*** Opening Working data ***

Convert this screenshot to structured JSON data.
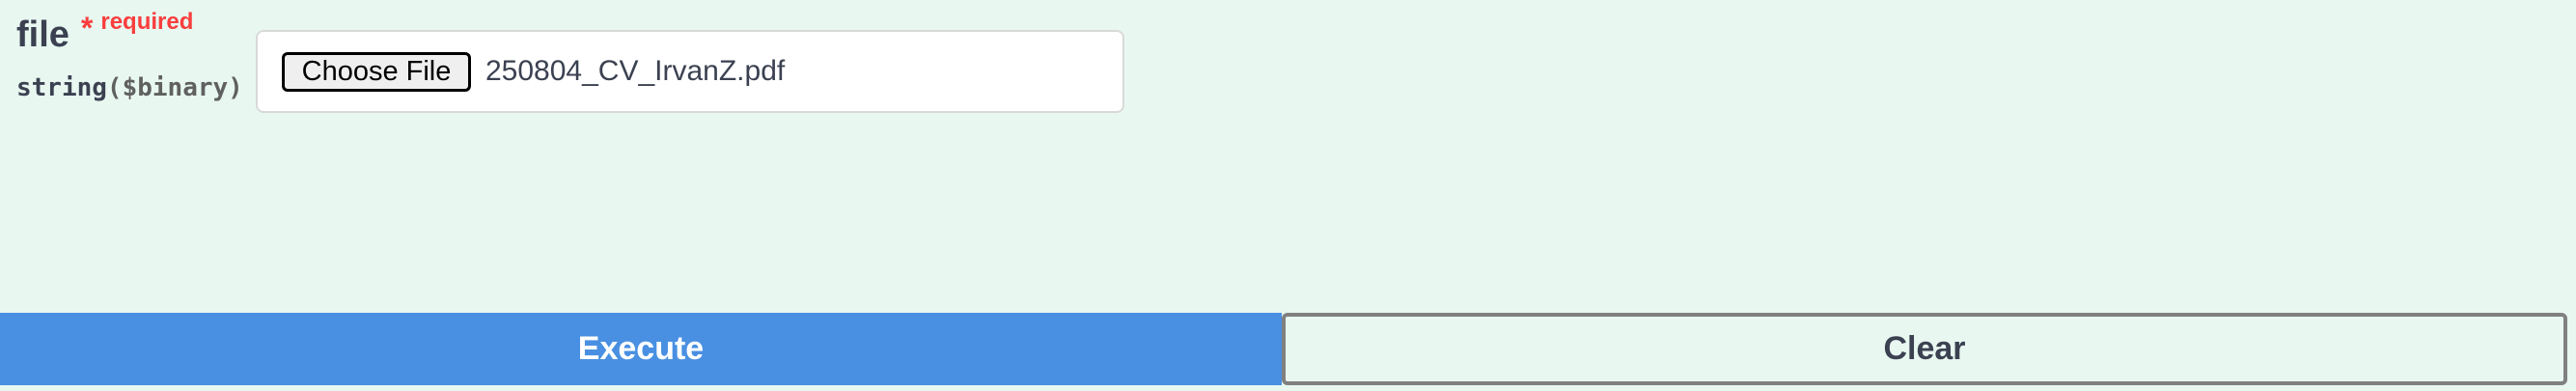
{
  "parameter": {
    "name": "file",
    "required_marker": "*",
    "required_label": "required",
    "type": "string",
    "format": "($binary)"
  },
  "file_input": {
    "button_label": "Choose File",
    "selected_file": "250804_CV_IrvanZ.pdf"
  },
  "actions": {
    "execute_label": "Execute",
    "clear_label": "Clear"
  },
  "colors": {
    "background": "#e8f8f1",
    "execute": "#4990e2",
    "required": "#f93e3e",
    "text": "#3b4151"
  }
}
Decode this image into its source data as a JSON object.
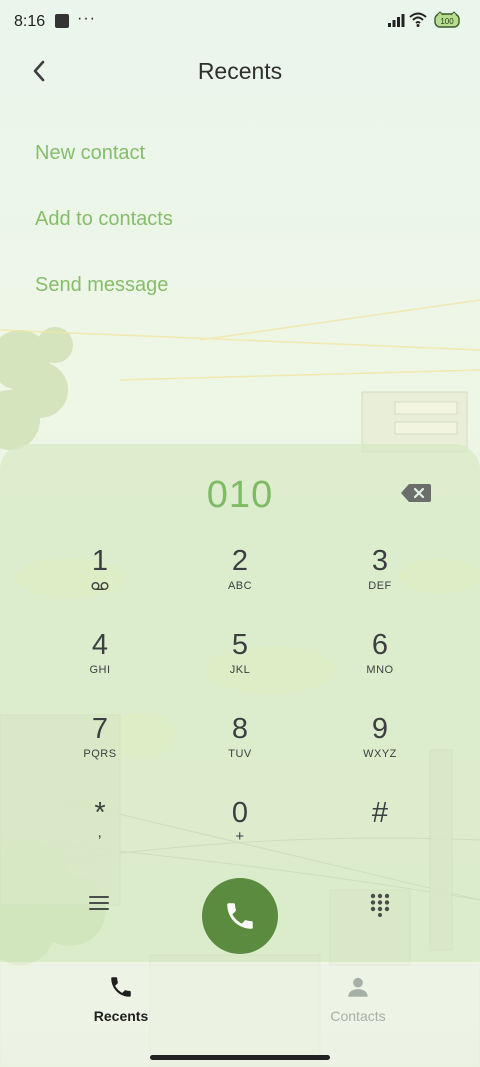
{
  "status": {
    "time": "8:16",
    "dots": "···",
    "battery": "100"
  },
  "header": {
    "title": "Recents"
  },
  "menu": {
    "new_contact": "New contact",
    "add_to_contacts": "Add to contacts",
    "send_message": "Send message"
  },
  "dialer": {
    "number": "010",
    "keys": [
      {
        "digit": "1",
        "letters": ""
      },
      {
        "digit": "2",
        "letters": "ABC"
      },
      {
        "digit": "3",
        "letters": "DEF"
      },
      {
        "digit": "4",
        "letters": "GHI"
      },
      {
        "digit": "5",
        "letters": "JKL"
      },
      {
        "digit": "6",
        "letters": "MNO"
      },
      {
        "digit": "7",
        "letters": "PQRS"
      },
      {
        "digit": "8",
        "letters": "TUV"
      },
      {
        "digit": "9",
        "letters": "WXYZ"
      },
      {
        "digit": "*",
        "letters": ","
      },
      {
        "digit": "0",
        "letters": "+"
      },
      {
        "digit": "#",
        "letters": ""
      }
    ]
  },
  "tabs": {
    "recents": "Recents",
    "contacts": "Contacts"
  },
  "colors": {
    "accent": "#7fba66",
    "call_button": "#5a8b3f"
  }
}
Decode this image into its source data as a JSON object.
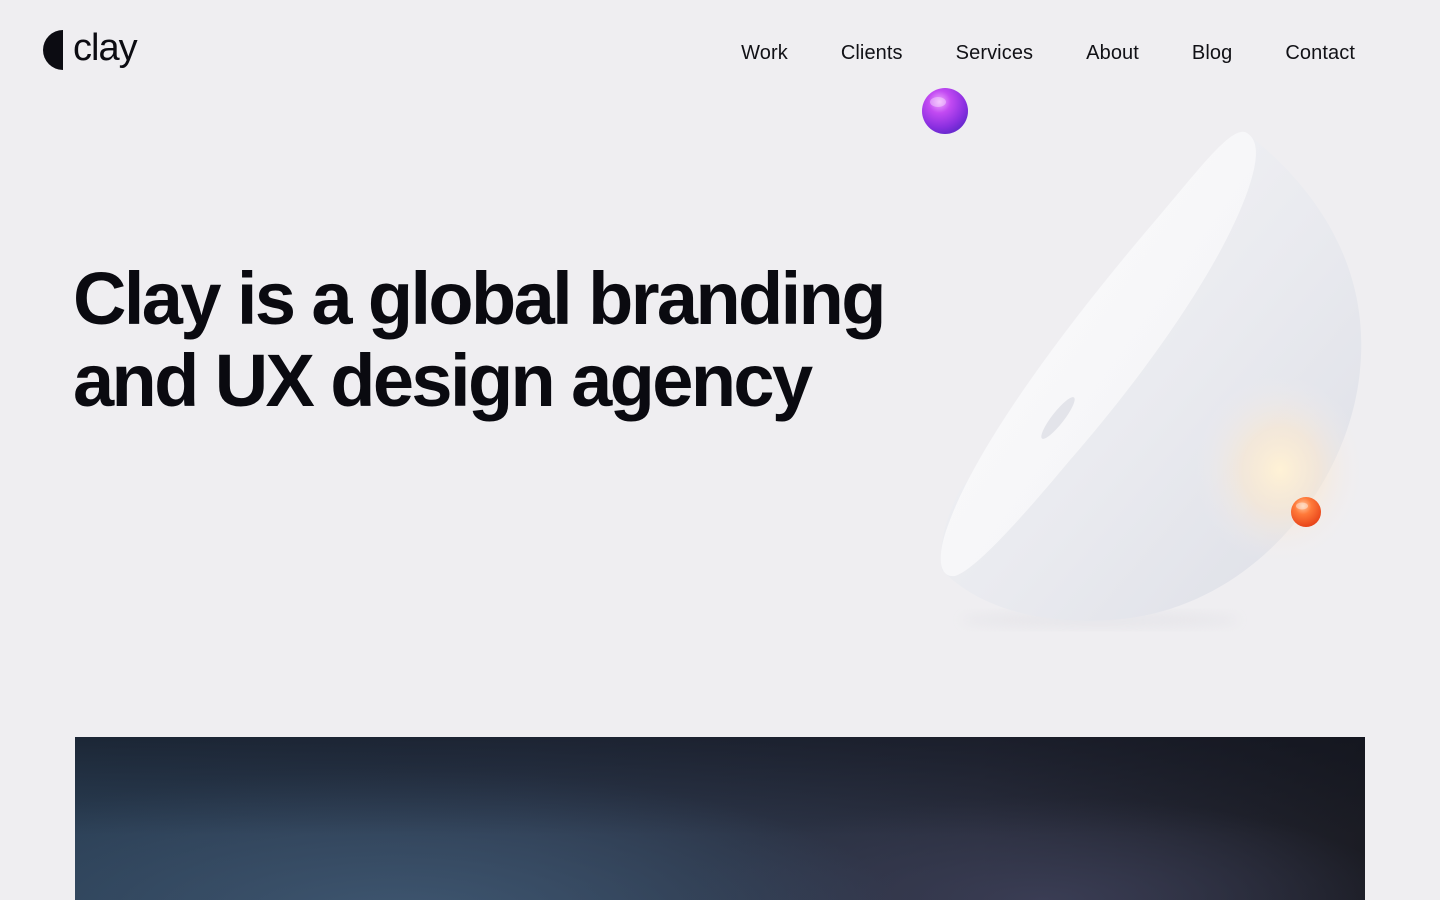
{
  "brand": {
    "name": "clay"
  },
  "nav": {
    "items": [
      {
        "label": "Work"
      },
      {
        "label": "Clients"
      },
      {
        "label": "Services"
      },
      {
        "label": "About"
      },
      {
        "label": "Blog"
      },
      {
        "label": "Contact"
      }
    ]
  },
  "hero": {
    "title_line_1": "Clay is a global branding",
    "title_line_2": "and UX design agency"
  },
  "illustration": {
    "bowl_color": "#f7f7f9",
    "purple_sphere_color": "#b53df0",
    "orange_sphere_color": "#ff5a1f"
  },
  "colors": {
    "background": "#efeef1",
    "text": "#0c0c12",
    "showreel_dark": "#1b1c24"
  }
}
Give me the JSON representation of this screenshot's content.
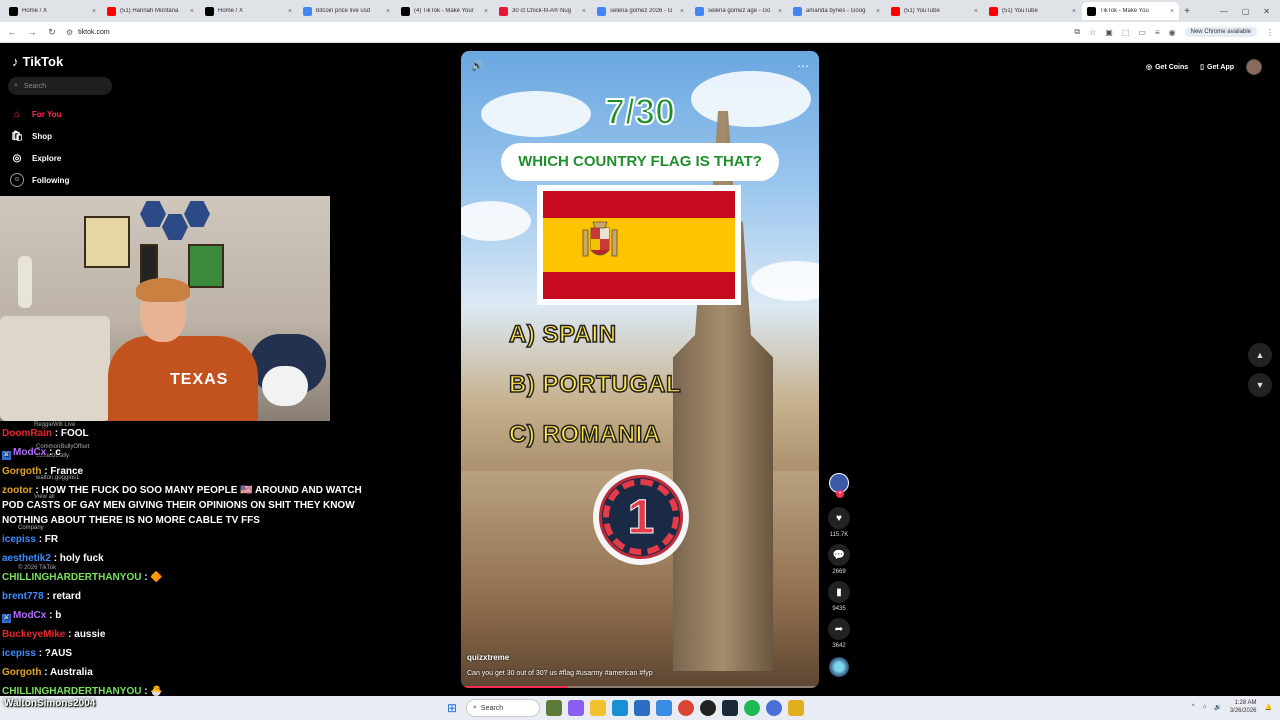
{
  "browser": {
    "tabs": [
      {
        "title": "Home / X",
        "color": "#000000"
      },
      {
        "title": "(51) Hannah Montana",
        "color": "#ff0000"
      },
      {
        "title": "Home / X",
        "color": "#000000"
      },
      {
        "title": "bitcoin price live usd",
        "color": "#4285f4"
      },
      {
        "title": "(4) TikTok - Make Your",
        "color": "#000000"
      },
      {
        "title": "30 ct Chick-fil-A® Nug",
        "color": "#e51636"
      },
      {
        "title": "selena gomez 2026 - G",
        "color": "#4285f4"
      },
      {
        "title": "selena gomez age - Go",
        "color": "#4285f4"
      },
      {
        "title": "amanda bynes - Goog",
        "color": "#4285f4"
      },
      {
        "title": "(51) YouTube",
        "color": "#ff0000"
      },
      {
        "title": "(51) YouTube",
        "color": "#ff0000"
      },
      {
        "title": "TikTok - Make You",
        "color": "#000000",
        "active": true
      }
    ],
    "url": "tiktok.com",
    "update_label": "New Chrome available"
  },
  "sidebar": {
    "logo": "TikTok",
    "search_placeholder": "Search",
    "items": [
      {
        "label": "For You",
        "icon": "home-icon"
      },
      {
        "label": "Shop",
        "icon": "bag-icon"
      },
      {
        "label": "Explore",
        "icon": "compass-icon"
      },
      {
        "label": "Following",
        "icon": "following-icon"
      }
    ],
    "ghost": {
      "reggie": "ReggieWill Live",
      "offset": "CommonBullyOffset",
      "sofia": "sofiaobulally",
      "walton": "walton.goggins1",
      "view_all": "View all",
      "company": "Company",
      "copyright": "© 2026 TikTok"
    }
  },
  "chat": [
    {
      "user": "DoomRain",
      "color": "#e5282d",
      "msg": ": FOOL",
      "mod": false
    },
    {
      "user": "ModCx",
      "color": "#b26bff",
      "msg": ": c",
      "mod": true
    },
    {
      "user": "Gorgoth",
      "color": "#e0a526",
      "msg": ": France",
      "mod": false
    },
    {
      "user": "zootor",
      "color": "#e0a526",
      "msg": ": HOW THE FUCK DO SOO MANY PEOPLE 🇺🇸 AROUND AND WATCH POD CASTS OF GAY MEN GIVING THEIR OPINIONS ON SHIT THEY KNOW NOTHING ABOUT THERE IS NO MORE CABLE TV FFS",
      "mod": false
    },
    {
      "user": "icepiss",
      "color": "#3c8cff",
      "msg": ": FR",
      "mod": false
    },
    {
      "user": "aesthetik2",
      "color": "#3c8cff",
      "msg": ": holy fuck",
      "mod": false
    },
    {
      "user": "CHILLINGHARDERTHANYOU",
      "color": "#7be15d",
      "msg": ": 🔶",
      "mod": false
    },
    {
      "user": "brent778",
      "color": "#3c8cff",
      "msg": ": retard",
      "mod": false
    },
    {
      "user": "ModCx",
      "color": "#b26bff",
      "msg": ": b",
      "mod": true
    },
    {
      "user": "BuckeyeMike",
      "color": "#e5282d",
      "msg": ": aussie",
      "mod": false
    },
    {
      "user": "icepiss",
      "color": "#3c8cff",
      "msg": ": ?AUS",
      "mod": false
    },
    {
      "user": "Gorgoth",
      "color": "#e0a526",
      "msg": ": Australia",
      "mod": false
    },
    {
      "user": "CHILLINGHARDERTHANYOU",
      "color": "#7be15d",
      "msg": ": 🐣",
      "mod": false
    }
  ],
  "video": {
    "counter": "7/30",
    "question": "WHICH COUNTRY FLAG IS THAT?",
    "answers": [
      "A) SPAIN",
      "B) PORTUGAL",
      "C) ROMANIA"
    ],
    "timer": "1",
    "author": "quizxtreme",
    "caption": "Can you get 30 out of 30? us #flag #usarmy #american #fyp",
    "progress": 0.3
  },
  "rail": {
    "likes": "115.7K",
    "comments": "2669",
    "saves": "9435",
    "shares": "3642"
  },
  "top_right": {
    "coins": "Get Coins",
    "app": "Get App"
  },
  "taskbar": {
    "user": "WaltonSimons2004",
    "search": "Search",
    "time": "1:28 AM",
    "date": "3/26/2026"
  }
}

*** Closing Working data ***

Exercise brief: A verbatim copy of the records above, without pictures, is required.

Response below:
Convert this screenshot to structured JSON data.
{
  "parameter": {
    "name": "file",
    "required_marker": "*",
    "required_label": "required",
    "type": "string",
    "format": "($binary)"
  },
  "file_input": {
    "button_label": "Choose File",
    "selected_file": "250804_CV_IrvanZ.pdf"
  },
  "actions": {
    "execute_label": "Execute",
    "clear_label": "Clear"
  },
  "colors": {
    "background": "#e8f8f1",
    "execute": "#4990e2",
    "required": "#f93e3e",
    "text": "#3b4151"
  }
}
Decode this image into its source data as a JSON object.
{
  "status": {
    "time": "8:16",
    "dots": "···",
    "battery": "100"
  },
  "header": {
    "title": "Recents"
  },
  "menu": {
    "new_contact": "New contact",
    "add_to_contacts": "Add to contacts",
    "send_message": "Send message"
  },
  "dialer": {
    "number": "010",
    "keys": [
      {
        "digit": "1",
        "letters": ""
      },
      {
        "digit": "2",
        "letters": "ABC"
      },
      {
        "digit": "3",
        "letters": "DEF"
      },
      {
        "digit": "4",
        "letters": "GHI"
      },
      {
        "digit": "5",
        "letters": "JKL"
      },
      {
        "digit": "6",
        "letters": "MNO"
      },
      {
        "digit": "7",
        "letters": "PQRS"
      },
      {
        "digit": "8",
        "letters": "TUV"
      },
      {
        "digit": "9",
        "letters": "WXYZ"
      },
      {
        "digit": "*",
        "letters": ","
      },
      {
        "digit": "0",
        "letters": "+"
      },
      {
        "digit": "#",
        "letters": ""
      }
    ]
  },
  "tabs": {
    "recents": "Recents",
    "contacts": "Contacts"
  },
  "colors": {
    "accent": "#7fba66",
    "call_button": "#5a8b3f"
  }
}
Decode this image into its source data as a JSON object.
{
  "brand": {
    "name": "clay"
  },
  "nav": {
    "items": [
      {
        "label": "Work"
      },
      {
        "label": "Clients"
      },
      {
        "label": "Services"
      },
      {
        "label": "About"
      },
      {
        "label": "Blog"
      },
      {
        "label": "Contact"
      }
    ]
  },
  "hero": {
    "title_line_1": "Clay is a global branding",
    "title_line_2": "and UX design agency"
  },
  "illustration": {
    "bowl_color": "#f7f7f9",
    "purple_sphere_color": "#b53df0",
    "orange_sphere_color": "#ff5a1f"
  },
  "colors": {
    "background": "#efeef1",
    "text": "#0c0c12",
    "showreel_dark": "#1b1c24"
  }
}
Give me the JSON representation of this screenshot's content.
{
  "browser": {
    "tabs": [
      {
        "title": "Home / X",
        "color": "#000000"
      },
      {
        "title": "(51) Hannah Montana",
        "color": "#ff0000"
      },
      {
        "title": "Home / X",
        "color": "#000000"
      },
      {
        "title": "bitcoin price live usd",
        "color": "#4285f4"
      },
      {
        "title": "(4) TikTok - Make Your",
        "color": "#000000"
      },
      {
        "title": "30 ct Chick-fil-A® Nug",
        "color": "#e51636"
      },
      {
        "title": "selena gomez 2026 - G",
        "color": "#4285f4"
      },
      {
        "title": "selena gomez age - Go",
        "color": "#4285f4"
      },
      {
        "title": "amanda bynes - Goog",
        "color": "#4285f4"
      },
      {
        "title": "(51) YouTube",
        "color": "#ff0000"
      },
      {
        "title": "(51) YouTube",
        "color": "#ff0000"
      },
      {
        "title": "TikTok - Make You",
        "color": "#000000",
        "active": true
      }
    ],
    "url": "tiktok.com",
    "update_label": "New Chrome available"
  },
  "sidebar": {
    "logo": "TikTok",
    "search_placeholder": "Search",
    "items": [
      {
        "label": "For You",
        "icon": "home-icon"
      },
      {
        "label": "Shop",
        "icon": "bag-icon"
      },
      {
        "label": "Explore",
        "icon": "compass-icon"
      },
      {
        "label": "Following",
        "icon": "following-icon"
      }
    ],
    "ghost": {
      "reggie": "ReggieWill Live",
      "offset": "CommonBullyOffset",
      "sofia": "sofiaobulally",
      "walton": "walton.goggins1",
      "view_all": "View all",
      "company": "Company",
      "copyright": "© 2026 TikTok"
    }
  },
  "chat": [
    {
      "user": "DoomRain",
      "color": "#e5282d",
      "msg": ": FOOL",
      "mod": false
    },
    {
      "user": "ModCx",
      "color": "#b26bff",
      "msg": ": c",
      "mod": true
    },
    {
      "user": "Gorgoth",
      "color": "#e0a526",
      "msg": ": France",
      "mod": false
    },
    {
      "user": "zootor",
      "color": "#e0a526",
      "msg": ": HOW THE FUCK DO SOO MANY PEOPLE 🇺🇸 AROUND AND WATCH POD CASTS OF GAY MEN GIVING THEIR OPINIONS ON SHIT THEY KNOW NOTHING ABOUT THERE IS NO MORE CABLE TV FFS",
      "mod": false
    },
    {
      "user": "icepiss",
      "color": "#3c8cff",
      "msg": ": FR",
      "mod": false
    },
    {
      "user": "aesthetik2",
      "color": "#3c8cff",
      "msg": ": holy fuck",
      "mod": false
    },
    {
      "user": "CHILLINGHARDERTHANYOU",
      "color": "#7be15d",
      "msg": ": 🔶",
      "mod": false
    },
    {
      "user": "brent778",
      "color": "#3c8cff",
      "msg": ": retard",
      "mod": false
    },
    {
      "user": "ModCx",
      "color": "#b26bff",
      "msg": ": b",
      "mod": true
    },
    {
      "user": "BuckeyeMike",
      "color": "#e5282d",
      "msg": ": aussie",
      "mod": false
    },
    {
      "user": "icepiss",
      "color": "#3c8cff",
      "msg": ": ?AUS",
      "mod": false
    },
    {
      "user": "Gorgoth",
      "color": "#e0a526",
      "msg": ": Australia",
      "mod": false
    },
    {
      "user": "CHILLINGHARDERTHANYOU",
      "color": "#7be15d",
      "msg": ": 🐣",
      "mod": false
    }
  ],
  "video": {
    "counter": "7/30",
    "question": "WHICH COUNTRY FLAG IS THAT?",
    "answers": [
      "A) SPAIN",
      "B) PORTUGAL",
      "C) ROMANIA"
    ],
    "timer": "1",
    "author": "quizxtreme",
    "caption": "Can you get 30 out of 30? us #flag #usarmy #american #fyp",
    "progress": 0.3
  },
  "rail": {
    "likes": "115.7K",
    "comments": "2669",
    "saves": "9435",
    "shares": "3642"
  },
  "top_right": {
    "coins": "Get Coins",
    "app": "Get App"
  },
  "taskbar": {
    "user": "WaltonSimons2004",
    "search": "Search",
    "time": "1:28 AM",
    "date": "3/26/2026"
  }
}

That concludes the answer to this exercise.